France and a River
Our history begins with a muddy river called the Mississippi and dense swamplands. Rene-Robert Cavelier Sieur de Salle traveled the beginning of the river to its end. He claimed the territory for France anticipating it to be a source of great wealth for the country. A young son of a Paris financial family, which was part of the court of Louis XV, packed his trunks and sailed to the new world. Destined to find a family that would have a profound impact on Louisiana and the entire United States, he helped set standards by which new territories would be included into the union and shaped the laws of the State of Louisiana. Little did this young man suspect that his son's family home would still be standing in the 21st century; the home we now refer to as Destrehan Plantation.
A Royal Treasurer for Louisiana

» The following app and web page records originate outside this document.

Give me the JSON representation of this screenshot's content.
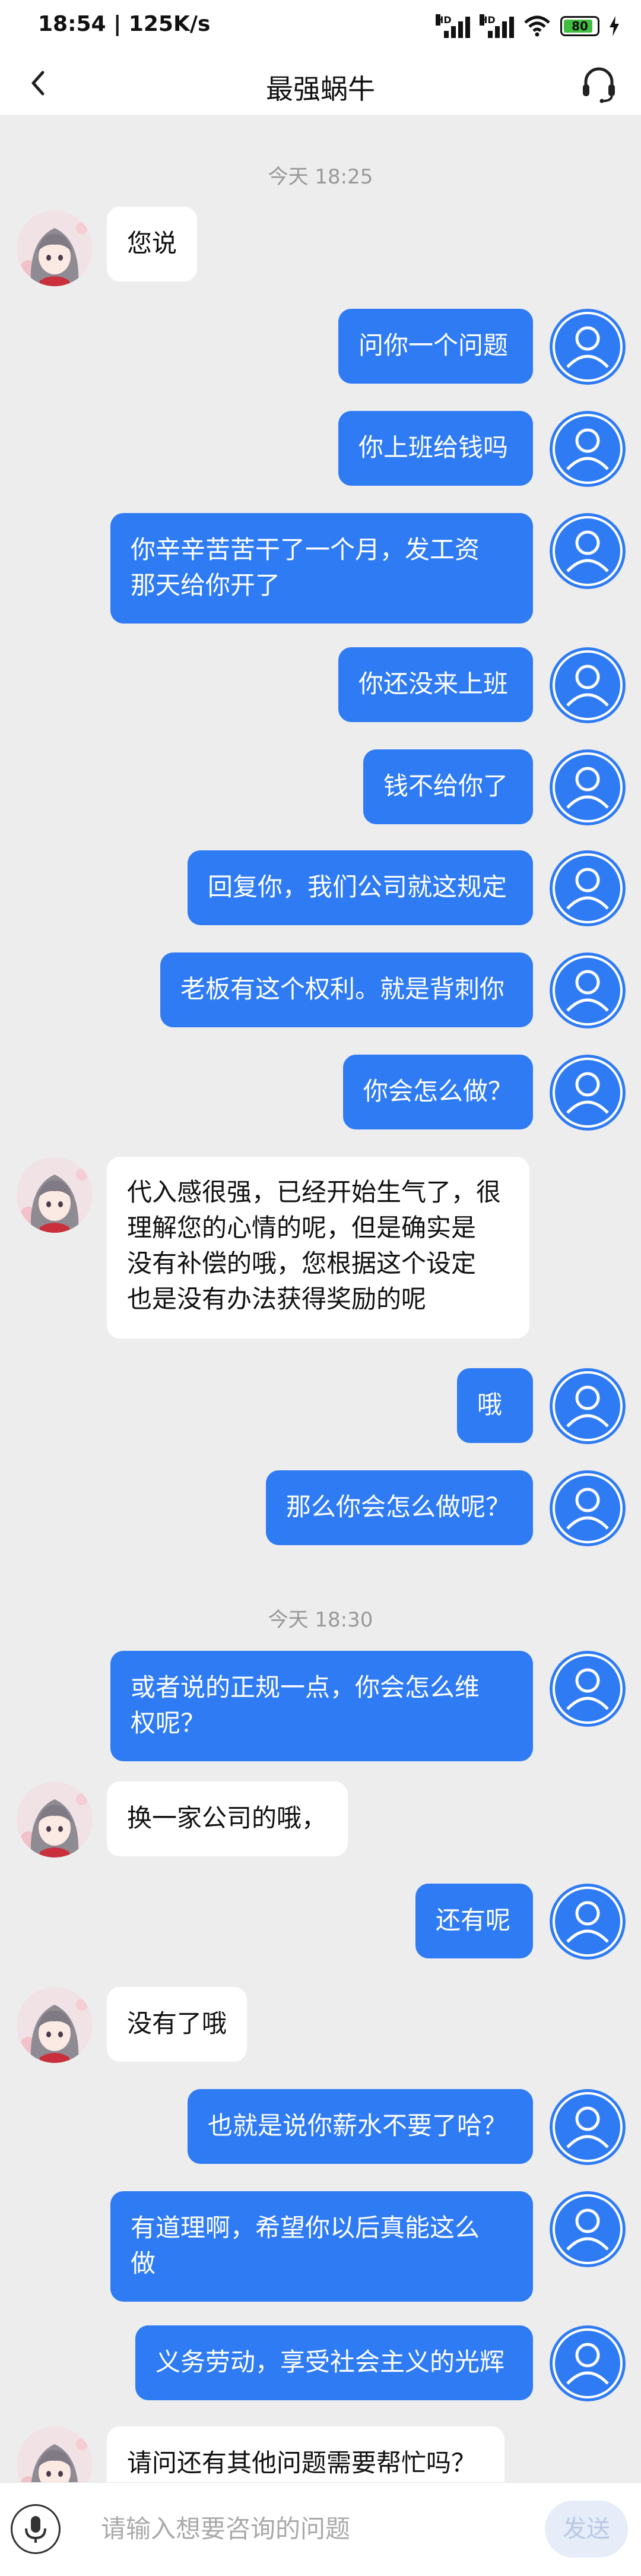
{
  "status_bar": {
    "time_speed": "18:54 | 125K/s",
    "battery": "80"
  },
  "header": {
    "title": "最强蜗牛"
  },
  "timestamps": [
    "今天 18:25",
    "今天 18:30"
  ],
  "messages": [
    {
      "dir": "in",
      "text": "您说"
    },
    {
      "dir": "out",
      "text": "问你一个问题"
    },
    {
      "dir": "out",
      "text": "你上班给钱吗"
    },
    {
      "dir": "out",
      "text": "你辛辛苦苦干了一个月，发工资\n那天给你开了"
    },
    {
      "dir": "out",
      "text": "你还没来上班"
    },
    {
      "dir": "out",
      "text": "钱不给你了"
    },
    {
      "dir": "out",
      "text": "回复你，我们公司就这规定"
    },
    {
      "dir": "out",
      "text": "老板有这个权利。就是背刺你"
    },
    {
      "dir": "out",
      "text": "你会怎么做？"
    },
    {
      "dir": "in",
      "text": "代入感很强，已经开始生气了，很\n理解您的心情的呢，但是确实是\n没有补偿的哦，您根据这个设定\n也是没有办法获得奖励的呢"
    },
    {
      "dir": "out",
      "text": "哦"
    },
    {
      "dir": "out",
      "text": "那么你会怎么做呢？"
    },
    {
      "dir": "out",
      "text": "或者说的正规一点，你会怎么维\n权呢？"
    },
    {
      "dir": "in",
      "text": "换一家公司的哦，"
    },
    {
      "dir": "out",
      "text": "还有呢"
    },
    {
      "dir": "in",
      "text": "没有了哦"
    },
    {
      "dir": "out",
      "text": "也就是说你薪水不要了哈？"
    },
    {
      "dir": "out",
      "text": "有道理啊，希望你以后真能这么\n做"
    },
    {
      "dir": "out",
      "text": "义务劳动，享受社会主义的光辉"
    },
    {
      "dir": "in",
      "text": "请问还有其他问题需要帮忙吗？"
    }
  ],
  "input": {
    "placeholder": "请输入想要咨询的问题"
  },
  "send_label": "发送",
  "colors": {
    "accent": "#2f7bf4",
    "background": "#ededed"
  }
}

The Destrehan family in Louisiana begins with Jean Baptiste Honore Destrehan, Sieur De Peaupre (1716-1765). He was the son of Jean Baptiste Destrehan (ca. 1670-1740), who was councilor to King Louis XIV and treasurer of all arts and crafts guilds in Paris and its environs. In 1730, when Jean Baptiste Honore Destrehan arrived in Louisiana, he took a job as a clerk in the office of ordonnateur held by Edme Gatien de Solmon. After Salmon's dismissal, the new ordonnateur, Lenormant appointed Destrehan the treasurer of the colony.
Marriages and Liaisons
In 1745, Jean Baptiste Honore Destrehan married Catherine de Gauvry and moved into her family home. Jean Baptiste Honore and Catherine had seven children.
- Jean Baptiste Honore Destrehan (b. 1749, d. 1775)
- Jeanne Marguerite Destrehan (b. 1751, d. 1814)
- Jeanne Marie Destrehan (b.1753, d. 1798)
- Marie Elizabeth Isabel Destrehan (b. 1755, d. 1817)
- Jeanne Catherine Destrehan (b. 1756, d. 1773)
- Jean Baptiste Louis Destrehan (b. 1758, d. 1776)
- Jean Noel Destrehan (born 1759, d. 1823)
- Catalina "Catiche" (born 1738, d. 1821) illegitimate daughter born to one of Jean Baptiste's slaves, Marie Genevieve Bienville.